“Alguna vez, vas a trabajar con niños “normales”?

Luego de un silencio molesto, ominoso, esos pocos segundos entre la pregunta y mi respuesta fueron mas que incómodos.

“Todos los chicos son “Normales”; que a algunos la vida no les haya sonreído lo suficiente, ese es otro tema.”

Mi amigo, luego de un breve silencio, coincidió conmigo.

Demas está decir que la conversación terminó rápidamente, en buenos términos.

Hoy cuando leí la frase “La belleza está en los ojos de aquel que mira” cambié la palabra “Belleza” por “Normalidad” y cobró todo el sentido del mundo. “La normalidad está en los ojos de aquel que mira”.

Cuanto mas lo pienso mas me sorprendo de como la gente se apresura a juzgar, sin tener en cuenta el contexto. Hay algo que es muy claro y es cierto: es humano juzgar; y sin la capacidad de juzgar, no sobreviviríamos. Como seres humanos que somos, vivimos juzgando, y gracias a esos juicios y decisiones vivimos el día a día, vivimos la vida. Cada vez que juzgamos, hacemos la distinción que nos separa entre “nosotros” y “ellos”.

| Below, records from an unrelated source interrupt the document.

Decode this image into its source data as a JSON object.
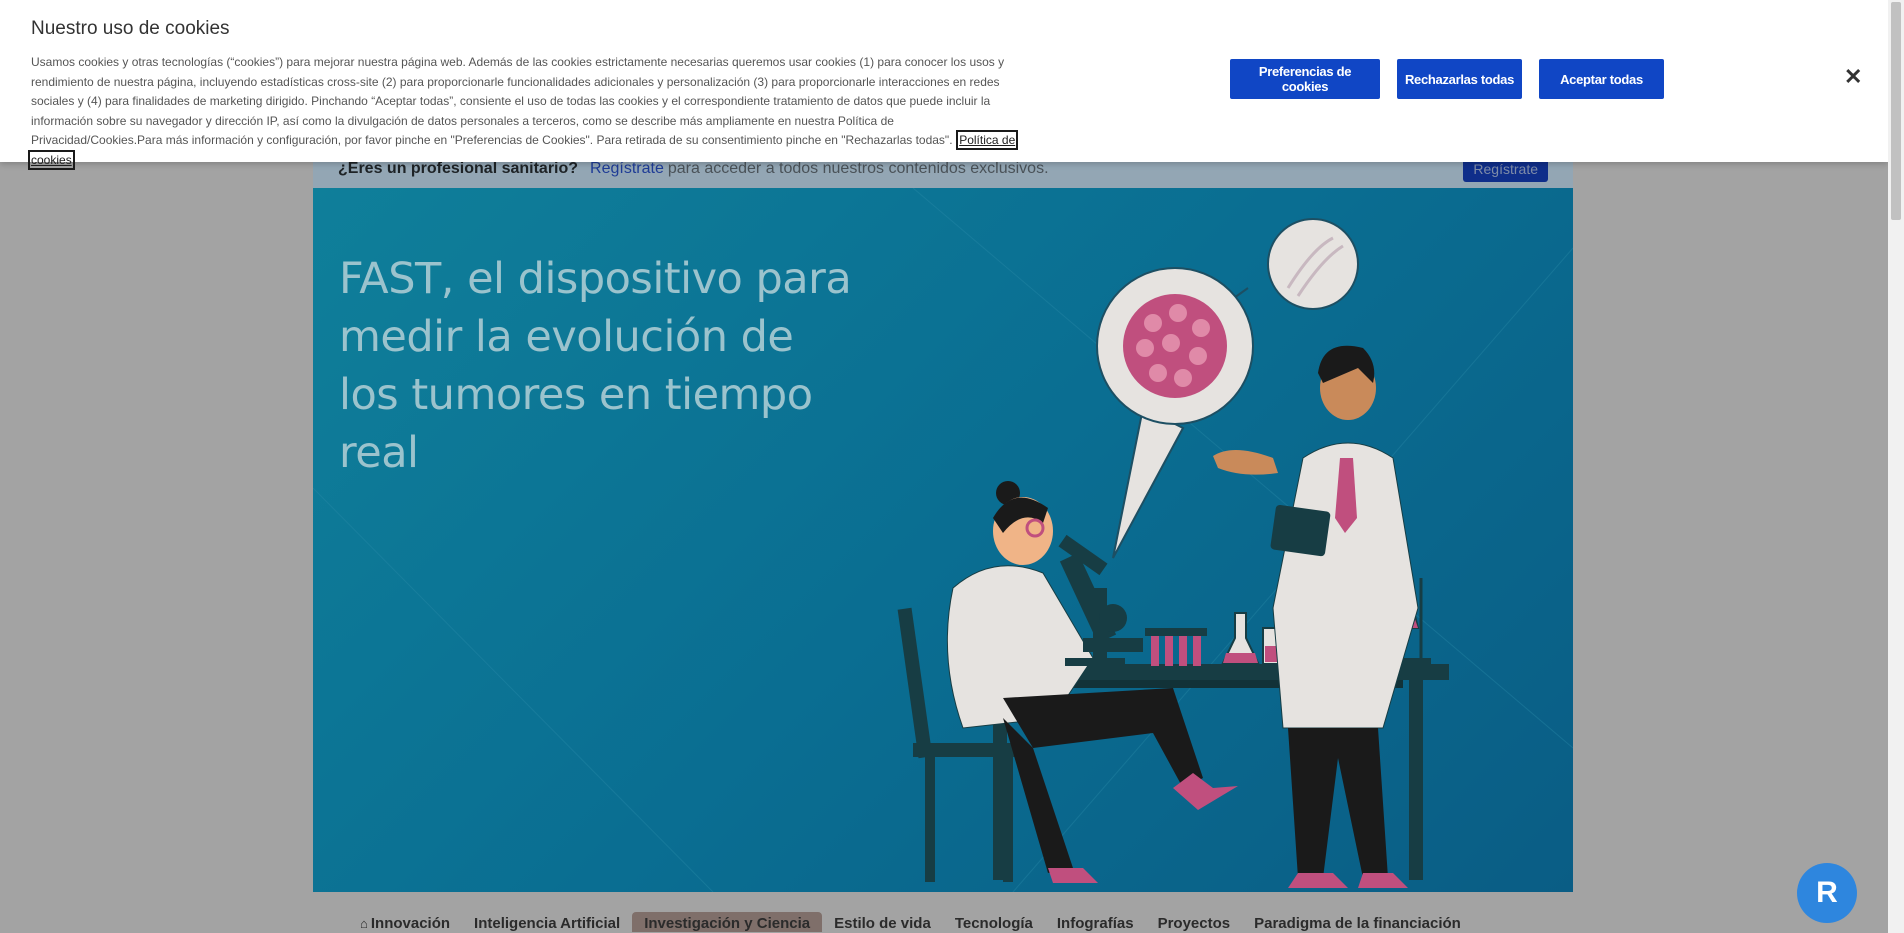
{
  "cookie_banner": {
    "title": "Nuestro uso de cookies",
    "text": "Usamos cookies y otras tecnologías (“cookies”) para mejorar nuestra página web. Además de las cookies estrictamente necesarias queremos usar cookies (1) para conocer los usos y rendimiento de nuestra página, incluyendo estadísticas cross-site (2) para proporcionarle funcionalidades adicionales y personalización (3) para proporcionarle interacciones en redes sociales y (4) para finalidades de marketing dirigido. Pinchando “Aceptar todas”, consiente el uso de todas las cookies y el correspondiente tratamiento de datos que puede incluir la información sobre su navegador y dirección IP, así como la divulgación de datos personales a terceros, como se describe más ampliamente en nuestra Política de Privacidad/Cookies.Para más información y configuración, por favor pinche en \"Preferencias de Cookies\". Para retirada de su consentimiento pinche en \"Rechazarlas todas\".",
    "policy_link": "Política de cookies",
    "btn_preferences": "Preferencias de cookies",
    "btn_reject": "Rechazarlas todas",
    "btn_accept": "Aceptar todas",
    "close": "✕"
  },
  "register_bar": {
    "question": "¿Eres un profesional sanitario?",
    "link": "Regístrate",
    "text": "para acceder a todos nuestros contenidos exclusivos.",
    "button": "Regístrate"
  },
  "hero": {
    "title": "FAST, el dispositivo para medir la evolución de los tumores en tiempo real"
  },
  "nav": {
    "items": [
      {
        "label": "Innovación",
        "icon": "home-icon"
      },
      {
        "label": "Inteligencia Artificial"
      },
      {
        "label": "Investigación y Ciencia",
        "active": true
      },
      {
        "label": "Estilo de vida"
      },
      {
        "label": "Tecnología"
      },
      {
        "label": "Infografías"
      },
      {
        "label": "Proyectos"
      },
      {
        "label": "Paradigma de la financiación"
      }
    ]
  },
  "colors": {
    "primary_button": "#1046c5",
    "hero_bg": "#0a6e92"
  }
}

Para mi, todos los niños son “normales”. Algunos han tenido que soportar traumas innecesarios; otros han tenido que sobrevivir ambientes hostiles, mientras que otros se tuvieron que olvidar de ser niños y crecer rápidamente y ser mas grandes que su edad real. Estas son circunstancias, contextos. En mis ojos, todos los niños son seres llenos de magia y potencial para convertirse en la mejor versión de ellos mismos, mas allá de las circunstancias y contextos de sus vidas.

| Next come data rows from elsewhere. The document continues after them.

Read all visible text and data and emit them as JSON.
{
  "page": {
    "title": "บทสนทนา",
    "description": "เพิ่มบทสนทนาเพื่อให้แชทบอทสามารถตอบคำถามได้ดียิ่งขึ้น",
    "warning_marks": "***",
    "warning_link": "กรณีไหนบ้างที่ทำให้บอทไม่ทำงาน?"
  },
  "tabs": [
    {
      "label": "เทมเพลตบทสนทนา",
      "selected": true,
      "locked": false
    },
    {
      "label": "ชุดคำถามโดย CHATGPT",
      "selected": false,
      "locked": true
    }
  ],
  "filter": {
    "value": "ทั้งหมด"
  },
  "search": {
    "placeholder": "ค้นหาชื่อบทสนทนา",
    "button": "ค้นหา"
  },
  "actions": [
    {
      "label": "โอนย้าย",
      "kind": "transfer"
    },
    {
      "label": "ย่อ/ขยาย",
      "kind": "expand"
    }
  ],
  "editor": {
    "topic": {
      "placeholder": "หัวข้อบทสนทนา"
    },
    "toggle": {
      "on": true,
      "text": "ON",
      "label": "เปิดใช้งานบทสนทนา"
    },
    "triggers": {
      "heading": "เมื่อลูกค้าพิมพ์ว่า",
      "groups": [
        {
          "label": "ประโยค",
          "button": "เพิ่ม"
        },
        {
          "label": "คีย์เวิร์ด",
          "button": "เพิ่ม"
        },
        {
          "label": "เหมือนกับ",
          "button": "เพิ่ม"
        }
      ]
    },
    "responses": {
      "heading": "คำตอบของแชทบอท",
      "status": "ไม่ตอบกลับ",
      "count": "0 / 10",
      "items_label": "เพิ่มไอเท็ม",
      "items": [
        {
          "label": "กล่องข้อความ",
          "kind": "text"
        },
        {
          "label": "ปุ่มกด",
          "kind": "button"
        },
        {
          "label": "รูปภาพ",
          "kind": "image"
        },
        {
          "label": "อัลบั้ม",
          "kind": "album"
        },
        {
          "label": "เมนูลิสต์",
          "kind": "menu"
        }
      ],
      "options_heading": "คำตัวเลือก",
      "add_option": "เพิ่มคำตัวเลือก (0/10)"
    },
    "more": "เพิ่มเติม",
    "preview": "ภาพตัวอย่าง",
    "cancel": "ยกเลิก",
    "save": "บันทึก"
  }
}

Siento que la gente juzga muy rápido; al final de cuentas es muy fácil hacerlo. Tal vez si la gente pudiera dar un paso atrás y considerar las cosas por los que son, sin juzgar, la vida sería mas fácil. Si la gente pudiera ser mas abierta y considerar que hay muchísimas otras realidades, bellezas y normalidades, y tal vez conversar acerca de ellas en vez de rápidamente juzgar y generar la brecha entre “ellos” y “nosotros”. 

Fundamentally human.

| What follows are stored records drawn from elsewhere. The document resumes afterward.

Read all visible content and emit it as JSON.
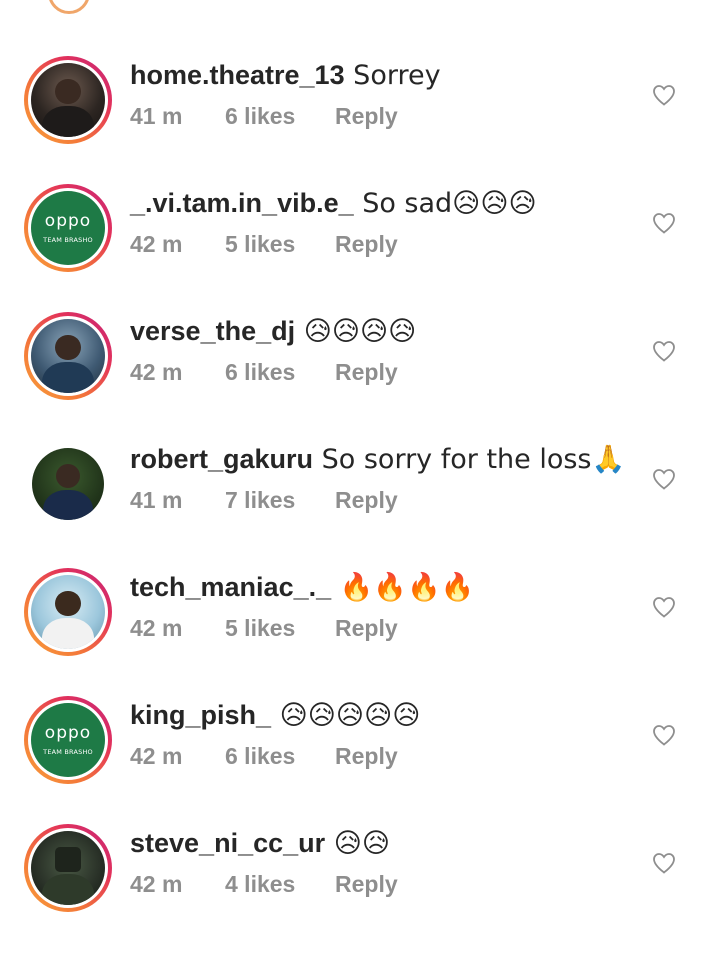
{
  "comments": [
    {
      "username": "home.theatre_13",
      "text": " Sorrey",
      "time": "41 m",
      "likes": "6 likes",
      "reply": "Reply",
      "avatar": "photo-dark",
      "story_ring": true
    },
    {
      "username": "_.vi.tam.in_vib.e_",
      "text": " So sad😥😥😥",
      "time": "42 m",
      "likes": "5 likes",
      "reply": "Reply",
      "avatar": "oppo",
      "avatar_logo": "oppo",
      "avatar_sub": "TEAM BRASHO",
      "story_ring": true
    },
    {
      "username": "verse_the_dj",
      "text": " 😥😥😥😥",
      "time": "42 m",
      "likes": "6 likes",
      "reply": "Reply",
      "avatar": "photo-blue",
      "story_ring": true
    },
    {
      "username": "robert_gakuru",
      "text": " So sorry for the loss🙏",
      "time": "41 m",
      "likes": "7 likes",
      "reply": "Reply",
      "avatar": "photo-green",
      "story_ring": false
    },
    {
      "username": "tech_maniac_._",
      "text": " 🔥🔥🔥🔥",
      "time": "42 m",
      "likes": "5 likes",
      "reply": "Reply",
      "avatar": "photo-light",
      "story_ring": true
    },
    {
      "username": "king_pish_",
      "text": " 😥😥😥😥😥",
      "time": "42 m",
      "likes": "6 likes",
      "reply": "Reply",
      "avatar": "oppo",
      "avatar_logo": "oppo",
      "avatar_sub": "TEAM BRASHO",
      "story_ring": true
    },
    {
      "username": "steve_ni_cc_ur",
      "text": " 😥😥",
      "time": "42 m",
      "likes": "4 likes",
      "reply": "Reply",
      "avatar": "photo-dark",
      "story_ring": true
    }
  ],
  "icons": {
    "like": "heart-outline-icon"
  },
  "colors": {
    "text": "#262626",
    "meta": "#8e8e8e",
    "oppo_green": "#1e7a46"
  }
}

Sorting papers out, I found this little quote.

Despite what you may believe, you can disappoint people and still, be good enough.

You can make mistakes, and still, be capable and talented.

You can let people down and still, be worthwhile and deserving of love.

Everyone has disappointed someone they care about.

Everyone messes up, lets people down, and makes mistakes.

Not because we are inadequate or fundamentally inept, but because we are imperfect and fundamentally human.

Expecting anything different is setting yourself up to failure.”

Daniell Koepke

I think we should remember this every single day. As we may try to be the best versions of ourselves, day in , day out, we still are as the quote says, fundamentally human and we are, at the end of the day  prone to mess up, to disappoint, to make mistakes.

This should be taught to children, so they can embrace their humanity wholeheartedly, they can be perfectly imperfect, fundamentally human.

Also – lest we forget – we should teach masterly lessons on how important it is to recognise our imperfections and act upon them. So we can restore, once more the balancing scales until next time.

P.S. Dear Daniell Koepke, thank you for writing this. Whomever you are, wherever you are.

 

 

 

Reflection

One day, two parents turn to their rabbi for advice, because of serious problems they are having in raising their child.

They ask this wise man to suggest something they could do to help their son overcome his problems.

The rabbi thinks for a moment and then looks at the parents in some surprise and says,

“It is not your child who needs to change, but you who must change first.”

 

Armin Krenz (Ed.) Handbuch fur Erzieherinnen (loose-leaf periodical) 06/2005 issue